Preheat oven to 350F, and bake bread 40 minutes until the top is brown.  Rotate halfway through the bake time.    Makes excellent french toast!

Saturday, January 18, 2014

Book Report: Apples: From Harvest to Table

One of the best things about being a food blogger is occasionally, book publishers send me cookbooks to review.  Other times, I hear about new cookbooks and I check them out of the library.   If they look good, I will get them.   Here's an update one of the latest....

First up is Apples: From Harvest to Table by Amy Pennington.   I have enjoyed other books she has written, such as Urban Pantry: Tips and Recipes for a Thrifty, Sustainable and Seasonal Kitchen, and living in Michigan, which is a huge apple producer.  I had to check it out, specifically for its jams jellies and relishes chapter.  Anyone that gets into jam and jelly making big time eventually finds themselves worshipping at the altar of Christine Ferber, the jam and jelly maven of France.   You may find yourself getting her famous cookbook   Mes Confitures: The Jams and Jellies of Christine Ferber, which is fun to look at but very, very difficult to actually use because the recipes never turn out right.   It's a good read for inspiration, however.   The best idea in Mes Confitures is her method of making green apple pectin;  I am a big fan of making my own pectin from apples and lemons.  Ferber's recipe doesn't really work out right, but Amy Pennington's recipe simplifies it....

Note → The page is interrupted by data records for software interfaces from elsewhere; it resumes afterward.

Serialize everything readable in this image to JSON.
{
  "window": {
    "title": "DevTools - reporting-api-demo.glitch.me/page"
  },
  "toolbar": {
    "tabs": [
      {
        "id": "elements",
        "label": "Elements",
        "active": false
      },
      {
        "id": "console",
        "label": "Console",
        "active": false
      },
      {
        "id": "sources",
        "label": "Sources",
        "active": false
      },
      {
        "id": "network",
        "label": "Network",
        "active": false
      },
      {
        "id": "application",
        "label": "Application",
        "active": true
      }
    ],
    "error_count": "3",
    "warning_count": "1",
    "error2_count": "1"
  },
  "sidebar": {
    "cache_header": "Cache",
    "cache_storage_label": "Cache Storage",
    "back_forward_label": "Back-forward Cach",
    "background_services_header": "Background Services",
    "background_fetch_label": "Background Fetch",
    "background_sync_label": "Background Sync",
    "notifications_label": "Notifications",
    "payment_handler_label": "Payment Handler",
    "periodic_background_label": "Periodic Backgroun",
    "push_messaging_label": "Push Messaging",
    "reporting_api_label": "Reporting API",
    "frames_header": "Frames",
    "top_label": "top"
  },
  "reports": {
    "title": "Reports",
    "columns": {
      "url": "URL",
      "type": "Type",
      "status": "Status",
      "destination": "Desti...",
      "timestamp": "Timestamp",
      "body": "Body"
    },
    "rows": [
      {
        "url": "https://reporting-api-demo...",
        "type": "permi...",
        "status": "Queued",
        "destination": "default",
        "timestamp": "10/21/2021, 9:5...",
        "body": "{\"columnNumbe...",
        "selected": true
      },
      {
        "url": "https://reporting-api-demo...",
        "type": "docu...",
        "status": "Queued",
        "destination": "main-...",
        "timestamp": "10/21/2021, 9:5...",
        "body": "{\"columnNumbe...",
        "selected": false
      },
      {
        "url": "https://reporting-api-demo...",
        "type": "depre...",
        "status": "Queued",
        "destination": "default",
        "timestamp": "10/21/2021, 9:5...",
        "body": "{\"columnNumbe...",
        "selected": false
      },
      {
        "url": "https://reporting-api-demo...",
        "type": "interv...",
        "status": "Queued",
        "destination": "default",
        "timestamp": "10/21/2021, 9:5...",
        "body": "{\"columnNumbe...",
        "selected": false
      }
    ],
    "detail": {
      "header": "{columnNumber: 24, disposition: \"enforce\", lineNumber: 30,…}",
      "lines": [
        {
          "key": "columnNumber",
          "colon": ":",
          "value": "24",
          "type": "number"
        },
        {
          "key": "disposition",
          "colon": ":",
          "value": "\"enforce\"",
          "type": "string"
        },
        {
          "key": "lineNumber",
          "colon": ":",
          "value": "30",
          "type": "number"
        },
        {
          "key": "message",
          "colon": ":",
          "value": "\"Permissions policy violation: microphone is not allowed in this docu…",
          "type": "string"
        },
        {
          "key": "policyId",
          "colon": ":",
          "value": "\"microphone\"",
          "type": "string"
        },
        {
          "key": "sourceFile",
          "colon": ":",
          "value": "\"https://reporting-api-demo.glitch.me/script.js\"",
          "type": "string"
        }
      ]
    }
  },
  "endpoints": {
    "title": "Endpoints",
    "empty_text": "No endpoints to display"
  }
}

Green Apple Pectin

Green apple pectin is made from any undeveloped green apple picked from the tree before ripening.

3 lbs green apples (Amy suggests that early July is a great time to pick)
6 cups water
4 1/2 cups granulated sugar
Juice of 1 small lemon

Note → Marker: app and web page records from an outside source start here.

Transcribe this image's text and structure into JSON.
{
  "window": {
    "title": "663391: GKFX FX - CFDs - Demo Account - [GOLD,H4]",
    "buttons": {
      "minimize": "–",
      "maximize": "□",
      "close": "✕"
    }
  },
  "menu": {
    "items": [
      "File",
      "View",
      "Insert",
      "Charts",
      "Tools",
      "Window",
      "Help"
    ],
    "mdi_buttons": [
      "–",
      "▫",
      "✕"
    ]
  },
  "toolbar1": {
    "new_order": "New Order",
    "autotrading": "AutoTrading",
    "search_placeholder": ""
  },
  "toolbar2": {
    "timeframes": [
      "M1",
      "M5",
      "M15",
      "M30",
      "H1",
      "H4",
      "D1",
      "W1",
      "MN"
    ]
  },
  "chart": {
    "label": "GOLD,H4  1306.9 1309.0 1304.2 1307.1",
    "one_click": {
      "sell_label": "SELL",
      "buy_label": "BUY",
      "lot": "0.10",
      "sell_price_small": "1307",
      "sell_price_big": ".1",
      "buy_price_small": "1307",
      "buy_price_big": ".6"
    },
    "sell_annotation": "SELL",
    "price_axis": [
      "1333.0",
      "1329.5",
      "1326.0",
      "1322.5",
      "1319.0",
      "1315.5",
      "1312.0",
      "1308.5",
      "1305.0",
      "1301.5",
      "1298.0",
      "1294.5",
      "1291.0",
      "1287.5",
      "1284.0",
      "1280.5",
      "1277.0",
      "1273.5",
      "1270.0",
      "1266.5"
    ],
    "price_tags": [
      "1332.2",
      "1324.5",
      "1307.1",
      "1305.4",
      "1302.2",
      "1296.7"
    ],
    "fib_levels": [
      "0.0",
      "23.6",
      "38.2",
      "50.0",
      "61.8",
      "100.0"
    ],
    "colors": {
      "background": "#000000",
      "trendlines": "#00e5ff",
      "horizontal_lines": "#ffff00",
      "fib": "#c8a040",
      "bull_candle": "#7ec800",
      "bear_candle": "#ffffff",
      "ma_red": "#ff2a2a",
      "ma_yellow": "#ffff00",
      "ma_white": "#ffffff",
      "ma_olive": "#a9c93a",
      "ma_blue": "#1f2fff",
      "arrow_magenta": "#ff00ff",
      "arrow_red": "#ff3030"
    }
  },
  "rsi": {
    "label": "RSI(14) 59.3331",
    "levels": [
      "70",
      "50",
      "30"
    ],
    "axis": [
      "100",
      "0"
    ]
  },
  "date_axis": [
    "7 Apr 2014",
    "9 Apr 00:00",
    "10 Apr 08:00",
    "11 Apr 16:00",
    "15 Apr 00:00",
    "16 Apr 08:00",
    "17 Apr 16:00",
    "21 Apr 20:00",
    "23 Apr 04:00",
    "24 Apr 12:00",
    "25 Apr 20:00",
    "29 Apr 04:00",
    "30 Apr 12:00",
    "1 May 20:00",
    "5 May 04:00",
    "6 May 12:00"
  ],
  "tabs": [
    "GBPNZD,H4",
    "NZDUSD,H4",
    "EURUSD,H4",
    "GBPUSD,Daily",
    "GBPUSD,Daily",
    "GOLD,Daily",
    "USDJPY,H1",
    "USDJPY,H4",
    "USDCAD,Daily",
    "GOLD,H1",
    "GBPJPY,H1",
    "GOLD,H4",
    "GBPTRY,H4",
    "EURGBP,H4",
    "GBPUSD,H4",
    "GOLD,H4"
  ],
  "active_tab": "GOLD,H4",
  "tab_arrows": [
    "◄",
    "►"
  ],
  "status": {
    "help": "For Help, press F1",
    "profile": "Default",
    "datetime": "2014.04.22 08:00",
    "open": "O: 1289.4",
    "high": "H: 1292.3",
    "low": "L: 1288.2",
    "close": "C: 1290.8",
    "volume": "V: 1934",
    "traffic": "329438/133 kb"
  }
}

Remove stems and cut apples into quarters. Toss in pot and cover them with the water and bring to a boil. Simmer for 30 minutes. Strain this apple mixture through a fine mesh strainer, pressing lightly on the back of the fruit. Compost solids. Filter apple juice again through a cheesecloth so you have a nice clear( liquid. - Wet and wring out your cheesecloth first.  Measure 4 1/4 cups apple liquid and add to a saucepan with the lemon juice and sugar. Bring to a boil, skim the foam and cook on high heat for about 10 minutes. Check set. You want a thick syrup or jam-y set.  Jar and process in a water bath canner for 10 minutes.  

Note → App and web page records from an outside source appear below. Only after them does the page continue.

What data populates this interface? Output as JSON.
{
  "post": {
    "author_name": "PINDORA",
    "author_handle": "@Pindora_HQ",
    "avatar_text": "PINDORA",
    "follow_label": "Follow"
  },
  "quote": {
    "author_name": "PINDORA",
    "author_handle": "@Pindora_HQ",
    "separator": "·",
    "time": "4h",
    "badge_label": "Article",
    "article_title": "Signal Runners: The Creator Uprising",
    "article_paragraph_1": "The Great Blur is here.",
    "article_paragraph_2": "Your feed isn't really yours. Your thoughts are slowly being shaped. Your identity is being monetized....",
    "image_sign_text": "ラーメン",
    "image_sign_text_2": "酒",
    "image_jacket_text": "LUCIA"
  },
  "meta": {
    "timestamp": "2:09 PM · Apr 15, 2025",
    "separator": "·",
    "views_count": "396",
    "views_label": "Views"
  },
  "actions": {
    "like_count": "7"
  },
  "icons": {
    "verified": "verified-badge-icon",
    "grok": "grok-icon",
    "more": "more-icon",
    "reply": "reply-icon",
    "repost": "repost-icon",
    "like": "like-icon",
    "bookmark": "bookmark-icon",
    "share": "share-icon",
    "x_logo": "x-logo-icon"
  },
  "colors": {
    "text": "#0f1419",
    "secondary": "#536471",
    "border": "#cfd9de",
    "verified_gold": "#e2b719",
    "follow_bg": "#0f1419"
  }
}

I'd only use this style of homemade pectin for a jelly, because it's clear and it would be a challenging  experiment to see how much of this style of pectin you'd need for a jelly.   If you are making jam, use my method instead, it will always work.   I like her use of it instead of the typical "Clear Jel" in her apple pie filling.   Her recipe is similar to this one...just substitute 1/3 - 1/2 cup apple pectin for the Clear Jel in the recipe.  

The rest of the book features lots of other apple recipes for main dishes, side dishes and desserts.   I already have a Dexter Cider Mill Apple Cookbook on my bookshelf - if I needed another, it certainly would be this book.   Check it out!